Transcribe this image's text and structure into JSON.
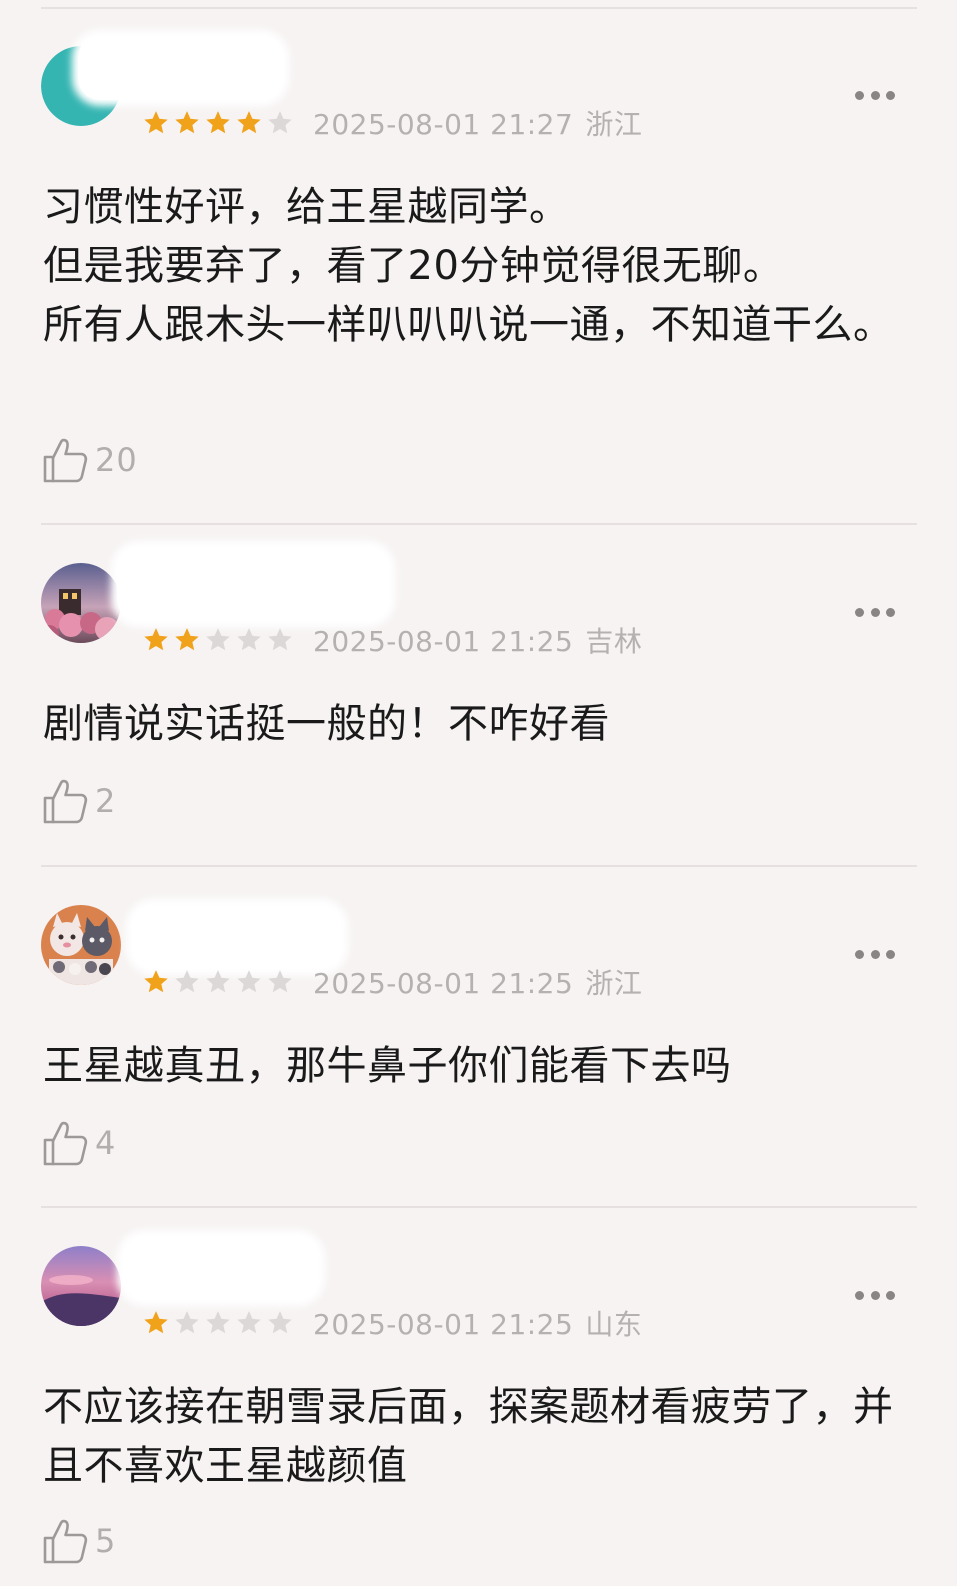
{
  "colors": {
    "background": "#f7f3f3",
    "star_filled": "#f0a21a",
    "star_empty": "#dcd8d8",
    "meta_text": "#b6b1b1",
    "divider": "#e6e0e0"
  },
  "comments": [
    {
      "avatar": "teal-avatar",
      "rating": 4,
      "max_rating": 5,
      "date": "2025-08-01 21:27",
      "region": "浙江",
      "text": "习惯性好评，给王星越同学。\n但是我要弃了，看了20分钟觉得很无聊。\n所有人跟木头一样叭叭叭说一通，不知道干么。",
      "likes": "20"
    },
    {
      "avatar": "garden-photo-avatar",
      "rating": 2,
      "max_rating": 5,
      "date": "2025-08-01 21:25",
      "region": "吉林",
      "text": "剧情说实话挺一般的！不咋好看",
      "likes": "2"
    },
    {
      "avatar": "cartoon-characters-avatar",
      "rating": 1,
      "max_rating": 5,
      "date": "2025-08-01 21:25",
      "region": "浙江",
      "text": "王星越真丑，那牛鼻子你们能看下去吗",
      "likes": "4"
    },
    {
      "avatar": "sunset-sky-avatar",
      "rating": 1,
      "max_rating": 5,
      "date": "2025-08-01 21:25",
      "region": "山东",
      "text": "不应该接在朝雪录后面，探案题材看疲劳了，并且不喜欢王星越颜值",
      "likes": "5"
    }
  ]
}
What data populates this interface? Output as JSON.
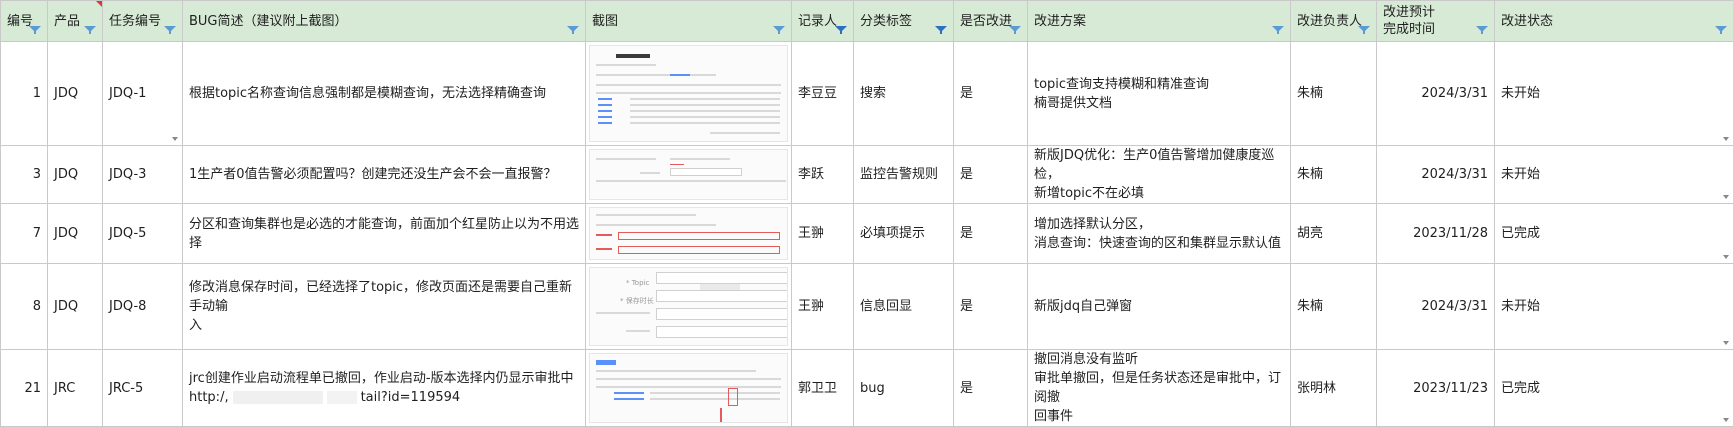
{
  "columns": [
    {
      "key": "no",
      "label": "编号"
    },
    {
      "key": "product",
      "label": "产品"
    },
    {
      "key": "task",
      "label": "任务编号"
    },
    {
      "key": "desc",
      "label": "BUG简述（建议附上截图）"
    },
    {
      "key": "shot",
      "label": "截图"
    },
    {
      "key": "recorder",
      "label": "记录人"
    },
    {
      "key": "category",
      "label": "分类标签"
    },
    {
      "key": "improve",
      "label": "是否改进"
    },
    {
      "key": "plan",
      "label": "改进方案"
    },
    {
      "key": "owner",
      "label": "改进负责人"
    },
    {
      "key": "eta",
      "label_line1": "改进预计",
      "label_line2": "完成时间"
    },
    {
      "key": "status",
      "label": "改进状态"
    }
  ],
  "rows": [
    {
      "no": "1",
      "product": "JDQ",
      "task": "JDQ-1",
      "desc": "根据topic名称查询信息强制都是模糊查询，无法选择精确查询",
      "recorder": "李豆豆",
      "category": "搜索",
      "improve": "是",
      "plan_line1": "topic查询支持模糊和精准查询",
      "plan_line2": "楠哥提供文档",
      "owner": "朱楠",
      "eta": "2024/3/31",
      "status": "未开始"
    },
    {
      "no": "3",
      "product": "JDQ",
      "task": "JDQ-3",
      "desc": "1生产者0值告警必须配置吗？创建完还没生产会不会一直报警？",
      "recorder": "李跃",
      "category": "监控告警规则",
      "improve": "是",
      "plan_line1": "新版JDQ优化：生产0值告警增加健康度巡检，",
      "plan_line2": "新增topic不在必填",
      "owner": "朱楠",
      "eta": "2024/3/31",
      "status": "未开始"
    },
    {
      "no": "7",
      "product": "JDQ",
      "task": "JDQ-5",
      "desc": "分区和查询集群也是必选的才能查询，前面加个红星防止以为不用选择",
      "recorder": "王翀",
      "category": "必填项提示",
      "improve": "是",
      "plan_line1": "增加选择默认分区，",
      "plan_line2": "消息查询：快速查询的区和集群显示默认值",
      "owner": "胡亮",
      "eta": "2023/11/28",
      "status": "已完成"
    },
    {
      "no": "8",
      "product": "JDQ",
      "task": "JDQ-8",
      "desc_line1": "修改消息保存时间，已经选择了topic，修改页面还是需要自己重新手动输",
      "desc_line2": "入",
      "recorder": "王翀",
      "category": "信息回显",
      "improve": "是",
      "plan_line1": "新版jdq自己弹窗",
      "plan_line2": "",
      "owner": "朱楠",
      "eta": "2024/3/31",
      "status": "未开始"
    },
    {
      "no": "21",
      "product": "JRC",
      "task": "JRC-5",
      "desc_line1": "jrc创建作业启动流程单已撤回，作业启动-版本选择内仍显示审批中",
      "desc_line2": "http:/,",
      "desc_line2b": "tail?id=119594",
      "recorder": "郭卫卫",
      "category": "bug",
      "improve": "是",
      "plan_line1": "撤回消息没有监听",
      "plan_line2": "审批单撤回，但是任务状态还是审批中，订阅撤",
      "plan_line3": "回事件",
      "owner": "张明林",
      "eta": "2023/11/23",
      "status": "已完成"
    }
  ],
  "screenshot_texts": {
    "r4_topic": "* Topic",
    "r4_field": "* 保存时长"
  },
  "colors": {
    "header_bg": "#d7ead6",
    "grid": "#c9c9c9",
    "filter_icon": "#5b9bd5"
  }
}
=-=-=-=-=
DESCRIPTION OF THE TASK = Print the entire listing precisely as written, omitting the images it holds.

OUTPUT FOR THIS EXERCISE =
Transcribe this image's text and structure into JSON.
{
  "colors": {
    "background": "#f7f3f3",
    "star_filled": "#f0a21a",
    "star_empty": "#dcd8d8",
    "meta_text": "#b6b1b1",
    "divider": "#e6e0e0"
  },
  "comments": [
    {
      "avatar": "teal-avatar",
      "rating": 4,
      "max_rating": 5,
      "date": "2025-08-01 21:27",
      "region": "浙江",
      "text": "习惯性好评，给王星越同学。\n但是我要弃了，看了20分钟觉得很无聊。\n所有人跟木头一样叭叭叭说一通，不知道干么。",
      "likes": "20"
    },
    {
      "avatar": "garden-photo-avatar",
      "rating": 2,
      "max_rating": 5,
      "date": "2025-08-01 21:25",
      "region": "吉林",
      "text": "剧情说实话挺一般的！不咋好看",
      "likes": "2"
    },
    {
      "avatar": "cartoon-characters-avatar",
      "rating": 1,
      "max_rating": 5,
      "date": "2025-08-01 21:25",
      "region": "浙江",
      "text": "王星越真丑，那牛鼻子你们能看下去吗",
      "likes": "4"
    },
    {
      "avatar": "sunset-sky-avatar",
      "rating": 1,
      "max_rating": 5,
      "date": "2025-08-01 21:25",
      "region": "山东",
      "text": "不应该接在朝雪录后面，探案题材看疲劳了，并且不喜欢王星越颜值",
      "likes": "5"
    }
  ]
}
What data populates this interface? Output as JSON.
{
  "columns": [
    {
      "key": "no",
      "label": "编号"
    },
    {
      "key": "product",
      "label": "产品"
    },
    {
      "key": "task",
      "label": "任务编号"
    },
    {
      "key": "desc",
      "label": "BUG简述（建议附上截图）"
    },
    {
      "key": "shot",
      "label": "截图"
    },
    {
      "key": "recorder",
      "label": "记录人"
    },
    {
      "key": "category",
      "label": "分类标签"
    },
    {
      "key": "improve",
      "label": "是否改进"
    },
    {
      "key": "plan",
      "label": "改进方案"
    },
    {
      "key": "owner",
      "label": "改进负责人"
    },
    {
      "key": "eta",
      "label_line1": "改进预计",
      "label_line2": "完成时间"
    },
    {
      "key": "status",
      "label": "改进状态"
    }
  ],
  "rows": [
    {
      "no": "1",
      "product": "JDQ",
      "task": "JDQ-1",
      "desc": "根据topic名称查询信息强制都是模糊查询，无法选择精确查询",
      "recorder": "李豆豆",
      "category": "搜索",
      "improve": "是",
      "plan_line1": "topic查询支持模糊和精准查询",
      "plan_line2": "楠哥提供文档",
      "owner": "朱楠",
      "eta": "2024/3/31",
      "status": "未开始"
    },
    {
      "no": "3",
      "product": "JDQ",
      "task": "JDQ-3",
      "desc": "1生产者0值告警必须配置吗？创建完还没生产会不会一直报警？",
      "recorder": "李跃",
      "category": "监控告警规则",
      "improve": "是",
      "plan_line1": "新版JDQ优化：生产0值告警增加健康度巡检，",
      "plan_line2": "新增topic不在必填",
      "owner": "朱楠",
      "eta": "2024/3/31",
      "status": "未开始"
    },
    {
      "no": "7",
      "product": "JDQ",
      "task": "JDQ-5",
      "desc": "分区和查询集群也是必选的才能查询，前面加个红星防止以为不用选择",
      "recorder": "王翀",
      "category": "必填项提示",
      "improve": "是",
      "plan_line1": "增加选择默认分区，",
      "plan_line2": "消息查询：快速查询的区和集群显示默认值",
      "owner": "胡亮",
      "eta": "2023/11/28",
      "status": "已完成"
    },
    {
      "no": "8",
      "product": "JDQ",
      "task": "JDQ-8",
      "desc_line1": "修改消息保存时间，已经选择了topic，修改页面还是需要自己重新手动输",
      "desc_line2": "入",
      "recorder": "王翀",
      "category": "信息回显",
      "improve": "是",
      "plan_line1": "新版jdq自己弹窗",
      "plan_line2": "",
      "owner": "朱楠",
      "eta": "2024/3/31",
      "status": "未开始"
    },
    {
      "no": "21",
      "product": "JRC",
      "task": "JRC-5",
      "desc_line1": "jrc创建作业启动流程单已撤回，作业启动-版本选择内仍显示审批中",
      "desc_line2": "http:/,",
      "desc_line2b": "tail?id=119594",
      "recorder": "郭卫卫",
      "category": "bug",
      "improve": "是",
      "plan_line1": "撤回消息没有监听",
      "plan_line2": "审批单撤回，但是任务状态还是审批中，订阅撤",
      "plan_line3": "回事件",
      "owner": "张明林",
      "eta": "2023/11/23",
      "status": "已完成"
    }
  ],
  "screenshot_texts": {
    "r4_topic": "* Topic",
    "r4_field": "* 保存时长"
  },
  "colors": {
    "header_bg": "#d7ead6",
    "grid": "#c9c9c9",
    "filter_icon": "#5b9bd5"
  }
}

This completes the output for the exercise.